The Operational Team consists of a Self Help Group (five women, pictured below) and a couple of other people. The Self Help Group act in unison, working together on new revenue generating ideas and depositing a percentage of their income into a micro-credit system called Mouldhan.
The Working Committee currently consists of four people who work with TGG on an honorary basis. Each person has a specific area of focus like women empowerment projects for example, and is responsible for exploring new ways that the Foundation can generate revenue.
An Advisory Board of two people also working on an honorary basis are available for management to consult with. Regular volunteers, usually at the farm, make up the rest of the team.
Sustainable farming – The farm managed by TGG Foundation is 100% organic. It produces roughly 1,800kgs of green tea per year as well as a relatively small amount of coffee and spices like cardamom, pepper, turmeric and cinnamon. Livestock on the farm includes goats, chicken, cows, geese, and recently acquired pigeon (yes, I said pigeon!). The farm is managed by Sushma and Hari (husband and wife) and employs one full-time woman and some seasonal staff. Any revenue generated by the farm helps to fund further TGG activities.
Rural empowerment – This is essentially job creation and skill development mainly for at risk groups like women and young people. Alongside the working opportunities on the farm, TGG currently operates a tailoring workshop and packaging centre. The tailoring workshop is ran by Beena Teacher, who is head of the Self Help Group mentioned above.
Responsible India Mission – The belief that every person in India shares the responsibility to help those that are less fortunate shapes much of the community work at TGG. Specific examples include sponsoring orphans with accommodation and more recently crowdfunding to construct a small but stable house for a local family that were living in a makeshift shack.
Supporting local farmers – TGG Foundation recognises that farmers are often put in a position where they are forced to sell their produce at an unfair price. In Kerala and across much of India, farmer suicides have become common as a result of this unfair practice.

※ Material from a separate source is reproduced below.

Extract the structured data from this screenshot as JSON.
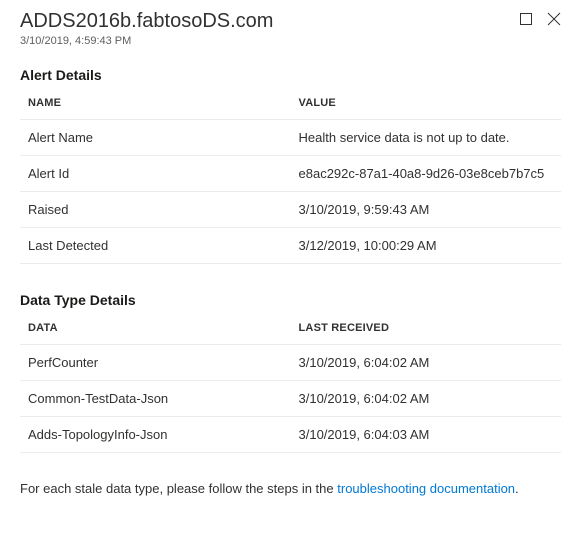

By working with farmers to establish fair distribution paths, TGG aims to help them get their produce straight to the end customer, whilst promoting ethical farming practices simultaneously.
As well as all of the above activities, the TGG Foundation is working on new ideas and practices that will allow it to continue its work and spread its reach to more people.
Not bad for a charity that’s just entered its fourth year!